▶ _MATERIAL FOR THE TASK_

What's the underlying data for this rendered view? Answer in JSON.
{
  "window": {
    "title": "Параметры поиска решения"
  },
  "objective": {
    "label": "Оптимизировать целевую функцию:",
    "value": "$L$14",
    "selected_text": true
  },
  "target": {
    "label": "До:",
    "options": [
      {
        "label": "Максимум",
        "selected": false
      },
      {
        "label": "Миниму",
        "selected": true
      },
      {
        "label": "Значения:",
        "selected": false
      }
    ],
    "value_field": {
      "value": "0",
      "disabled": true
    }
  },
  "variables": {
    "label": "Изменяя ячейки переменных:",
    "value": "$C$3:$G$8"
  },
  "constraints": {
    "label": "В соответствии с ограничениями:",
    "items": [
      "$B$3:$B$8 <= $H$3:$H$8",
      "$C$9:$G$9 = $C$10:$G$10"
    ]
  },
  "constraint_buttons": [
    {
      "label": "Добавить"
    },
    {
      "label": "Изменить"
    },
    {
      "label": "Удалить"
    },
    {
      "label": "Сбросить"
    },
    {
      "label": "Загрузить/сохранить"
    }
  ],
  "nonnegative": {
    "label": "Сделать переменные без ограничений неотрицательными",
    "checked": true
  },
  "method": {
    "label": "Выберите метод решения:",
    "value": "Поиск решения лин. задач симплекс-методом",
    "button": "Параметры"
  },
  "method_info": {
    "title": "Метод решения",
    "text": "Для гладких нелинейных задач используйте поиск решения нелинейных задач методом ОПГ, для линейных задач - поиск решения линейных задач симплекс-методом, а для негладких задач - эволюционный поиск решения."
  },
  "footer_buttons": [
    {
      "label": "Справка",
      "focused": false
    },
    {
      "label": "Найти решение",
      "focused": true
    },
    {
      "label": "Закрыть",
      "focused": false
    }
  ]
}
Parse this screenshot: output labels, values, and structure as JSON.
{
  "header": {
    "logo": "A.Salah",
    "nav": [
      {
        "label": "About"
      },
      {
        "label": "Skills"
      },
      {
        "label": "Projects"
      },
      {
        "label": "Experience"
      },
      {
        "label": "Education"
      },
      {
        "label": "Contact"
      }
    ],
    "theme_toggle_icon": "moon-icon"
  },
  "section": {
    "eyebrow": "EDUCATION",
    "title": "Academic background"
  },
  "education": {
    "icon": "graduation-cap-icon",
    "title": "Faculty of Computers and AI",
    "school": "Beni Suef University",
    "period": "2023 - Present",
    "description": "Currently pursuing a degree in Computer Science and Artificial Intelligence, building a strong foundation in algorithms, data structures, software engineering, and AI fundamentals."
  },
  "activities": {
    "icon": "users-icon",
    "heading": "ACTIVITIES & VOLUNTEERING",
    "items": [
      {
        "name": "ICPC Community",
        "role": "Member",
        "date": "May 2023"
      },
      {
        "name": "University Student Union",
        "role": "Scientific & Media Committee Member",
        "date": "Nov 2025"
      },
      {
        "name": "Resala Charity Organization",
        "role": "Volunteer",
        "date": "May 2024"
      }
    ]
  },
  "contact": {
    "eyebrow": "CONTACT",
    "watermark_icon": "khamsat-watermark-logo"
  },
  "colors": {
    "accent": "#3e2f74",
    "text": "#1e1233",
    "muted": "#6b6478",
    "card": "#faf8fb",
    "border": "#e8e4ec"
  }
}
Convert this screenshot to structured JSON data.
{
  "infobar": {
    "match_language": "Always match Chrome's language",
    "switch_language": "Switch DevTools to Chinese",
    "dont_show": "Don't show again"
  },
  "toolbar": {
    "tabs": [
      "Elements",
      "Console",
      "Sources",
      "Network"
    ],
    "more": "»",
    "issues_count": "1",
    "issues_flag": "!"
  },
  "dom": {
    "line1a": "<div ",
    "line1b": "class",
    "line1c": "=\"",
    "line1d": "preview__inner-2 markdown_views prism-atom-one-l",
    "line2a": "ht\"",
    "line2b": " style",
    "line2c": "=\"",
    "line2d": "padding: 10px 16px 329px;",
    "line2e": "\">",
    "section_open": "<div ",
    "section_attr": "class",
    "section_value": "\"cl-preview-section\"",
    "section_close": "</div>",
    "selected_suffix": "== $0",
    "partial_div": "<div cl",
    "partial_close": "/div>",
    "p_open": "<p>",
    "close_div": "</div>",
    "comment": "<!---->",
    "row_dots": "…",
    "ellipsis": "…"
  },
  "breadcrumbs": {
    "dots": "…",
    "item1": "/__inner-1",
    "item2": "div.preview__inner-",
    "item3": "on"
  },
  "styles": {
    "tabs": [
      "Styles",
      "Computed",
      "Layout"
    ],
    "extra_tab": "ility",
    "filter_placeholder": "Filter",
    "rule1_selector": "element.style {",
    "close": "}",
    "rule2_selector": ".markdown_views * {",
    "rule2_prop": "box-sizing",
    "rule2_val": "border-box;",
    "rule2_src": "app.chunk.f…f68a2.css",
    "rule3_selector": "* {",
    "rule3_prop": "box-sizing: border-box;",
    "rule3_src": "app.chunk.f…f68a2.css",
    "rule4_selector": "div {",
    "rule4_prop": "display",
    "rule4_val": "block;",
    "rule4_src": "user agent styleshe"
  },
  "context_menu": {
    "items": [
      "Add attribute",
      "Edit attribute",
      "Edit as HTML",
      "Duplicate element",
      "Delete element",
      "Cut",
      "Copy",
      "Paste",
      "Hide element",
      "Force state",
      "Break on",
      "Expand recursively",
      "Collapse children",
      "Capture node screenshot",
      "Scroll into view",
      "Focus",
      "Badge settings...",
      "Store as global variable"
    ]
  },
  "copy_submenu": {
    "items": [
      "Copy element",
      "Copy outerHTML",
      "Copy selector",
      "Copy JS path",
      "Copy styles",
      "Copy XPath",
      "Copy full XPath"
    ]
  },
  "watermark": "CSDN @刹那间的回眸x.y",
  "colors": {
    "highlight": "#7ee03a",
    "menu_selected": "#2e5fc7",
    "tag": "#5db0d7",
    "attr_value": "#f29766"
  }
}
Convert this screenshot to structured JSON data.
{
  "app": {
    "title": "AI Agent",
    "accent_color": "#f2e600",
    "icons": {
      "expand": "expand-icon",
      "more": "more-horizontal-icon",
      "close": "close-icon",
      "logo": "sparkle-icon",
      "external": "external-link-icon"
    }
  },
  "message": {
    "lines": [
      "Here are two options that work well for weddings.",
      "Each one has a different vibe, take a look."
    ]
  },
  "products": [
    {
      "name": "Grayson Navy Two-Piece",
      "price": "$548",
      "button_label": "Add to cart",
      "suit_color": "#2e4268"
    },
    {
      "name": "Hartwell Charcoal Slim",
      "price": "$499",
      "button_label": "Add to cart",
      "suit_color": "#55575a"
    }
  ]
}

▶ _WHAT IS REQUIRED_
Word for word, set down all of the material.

▶ _SOLUTION TO THIS EXERCISE_
What's the underlying data for this rendered view? Answer in JSON.
{
  "window": {
    "title": "Параметры поиска решения"
  },
  "objective": {
    "label": "Оптимизировать целевую функцию:",
    "value": "$L$14",
    "selected_text": true
  },
  "target": {
    "label": "До:",
    "options": [
      {
        "label": "Максимум",
        "selected": false
      },
      {
        "label": "Миниму",
        "selected": true
      },
      {
        "label": "Значения:",
        "selected": false
      }
    ],
    "value_field": {
      "value": "0",
      "disabled": true
    }
  },
  "variables": {
    "label": "Изменяя ячейки переменных:",
    "value": "$C$3:$G$8"
  },
  "constraints": {
    "label": "В соответствии с ограничениями:",
    "items": [
      "$B$3:$B$8 <= $H$3:$H$8",
      "$C$9:$G$9 = $C$10:$G$10"
    ]
  },
  "constraint_buttons": [
    {
      "label": "Добавить"
    },
    {
      "label": "Изменить"
    },
    {
      "label": "Удалить"
    },
    {
      "label": "Сбросить"
    },
    {
      "label": "Загрузить/сохранить"
    }
  ],
  "nonnegative": {
    "label": "Сделать переменные без ограничений неотрицательными",
    "checked": true
  },
  "method": {
    "label": "Выберите метод решения:",
    "value": "Поиск решения лин. задач симплекс-методом",
    "button": "Параметры"
  },
  "method_info": {
    "title": "Метод решения",
    "text": "Для гладких нелинейных задач используйте поиск решения нелинейных задач методом ОПГ, для линейных задач - поиск решения линейных задач симплекс-методом, а для негладких задач - эволюционный поиск решения."
  },
  "footer_buttons": [
    {
      "label": "Справка",
      "focused": false
    },
    {
      "label": "Найти решение",
      "focused": true
    },
    {
      "label": "Закрыть",
      "focused": false
    }
  ]
}
Parse this screenshot: output labels, values, and structure as JSON.
{
  "header": {
    "logo": "A.Salah",
    "nav": [
      {
        "label": "About"
      },
      {
        "label": "Skills"
      },
      {
        "label": "Projects"
      },
      {
        "label": "Experience"
      },
      {
        "label": "Education"
      },
      {
        "label": "Contact"
      }
    ],
    "theme_toggle_icon": "moon-icon"
  },
  "section": {
    "eyebrow": "EDUCATION",
    "title": "Academic background"
  },
  "education": {
    "icon": "graduation-cap-icon",
    "title": "Faculty of Computers and AI",
    "school": "Beni Suef University",
    "period": "2023 - Present",
    "description": "Currently pursuing a degree in Computer Science and Artificial Intelligence, building a strong foundation in algorithms, data structures, software engineering, and AI fundamentals."
  },
  "activities": {
    "icon": "users-icon",
    "heading": "ACTIVITIES & VOLUNTEERING",
    "items": [
      {
        "name": "ICPC Community",
        "role": "Member",
        "date": "May 2023"
      },
      {
        "name": "University Student Union",
        "role": "Scientific & Media Committee Member",
        "date": "Nov 2025"
      },
      {
        "name": "Resala Charity Organization",
        "role": "Volunteer",
        "date": "May 2024"
      }
    ]
  },
  "contact": {
    "eyebrow": "CONTACT",
    "watermark_icon": "khamsat-watermark-logo"
  },
  "colors": {
    "accent": "#3e2f74",
    "text": "#1e1233",
    "muted": "#6b6478",
    "card": "#faf8fb",
    "border": "#e8e4ec"
  }
}
Convert this screenshot to structured JSON data.
{
  "infobar": {
    "match_language": "Always match Chrome's language",
    "switch_language": "Switch DevTools to Chinese",
    "dont_show": "Don't show again"
  },
  "toolbar": {
    "tabs": [
      "Elements",
      "Console",
      "Sources",
      "Network"
    ],
    "more": "»",
    "issues_count": "1",
    "issues_flag": "!"
  },
  "dom": {
    "line1a": "<div ",
    "line1b": "class",
    "line1c": "=\"",
    "line1d": "preview__inner-2 markdown_views prism-atom-one-l",
    "line2a": "ht\"",
    "line2b": " style",
    "line2c": "=\"",
    "line2d": "padding: 10px 16px 329px;",
    "line2e": "\">",
    "section_open": "<div ",
    "section_attr": "class",
    "section_value": "\"cl-preview-section\"",
    "section_close": "</div>",
    "selected_suffix": "== $0",
    "partial_div": "<div cl",
    "partial_close": "/div>",
    "p_open": "<p>",
    "close_div": "</div>",
    "comment": "<!---->",
    "row_dots": "…",
    "ellipsis": "…"
  },
  "breadcrumbs": {
    "dots": "…",
    "item1": "/__inner-1",
    "item2": "div.preview__inner-",
    "item3": "on"
  },
  "styles": {
    "tabs": [
      "Styles",
      "Computed",
      "Layout"
    ],
    "extra_tab": "ility",
    "filter_placeholder": "Filter",
    "rule1_selector": "element.style {",
    "close": "}",
    "rule2_selector": ".markdown_views * {",
    "rule2_prop": "box-sizing",
    "rule2_val": "border-box;",
    "rule2_src": "app.chunk.f…f68a2.css",
    "rule3_selector": "* {",
    "rule3_prop": "box-sizing: border-box;",
    "rule3_src": "app.chunk.f…f68a2.css",
    "rule4_selector": "div {",
    "rule4_prop": "display",
    "rule4_val": "block;",
    "rule4_src": "user agent styleshe"
  },
  "context_menu": {
    "items": [
      "Add attribute",
      "Edit attribute",
      "Edit as HTML",
      "Duplicate element",
      "Delete element",
      "Cut",
      "Copy",
      "Paste",
      "Hide element",
      "Force state",
      "Break on",
      "Expand recursively",
      "Collapse children",
      "Capture node screenshot",
      "Scroll into view",
      "Focus",
      "Badge settings...",
      "Store as global variable"
    ]
  },
  "copy_submenu": {
    "items": [
      "Copy element",
      "Copy outerHTML",
      "Copy selector",
      "Copy JS path",
      "Copy styles",
      "Copy XPath",
      "Copy full XPath"
    ]
  },
  "watermark": "CSDN @刹那间的回眸x.y",
  "colors": {
    "highlight": "#7ee03a",
    "menu_selected": "#2e5fc7",
    "tag": "#5db0d7",
    "attr_value": "#f29766"
  }
}
Convert this screenshot to structured JSON data.
{
  "app": {
    "title": "AI Agent",
    "accent_color": "#f2e600",
    "icons": {
      "expand": "expand-icon",
      "more": "more-horizontal-icon",
      "close": "close-icon",
      "logo": "sparkle-icon",
      "external": "external-link-icon"
    }
  },
  "message": {
    "lines": [
      "Here are two options that work well for weddings.",
      "Each one has a different vibe, take a look."
    ]
  },
  "products": [
    {
      "name": "Grayson Navy Two-Piece",
      "price": "$548",
      "button_label": "Add to cart",
      "suit_color": "#2e4268"
    },
    {
      "name": "Hartwell Charcoal Slim",
      "price": "$499",
      "button_label": "Add to cart",
      "suit_color": "#55575a"
    }
  ]
}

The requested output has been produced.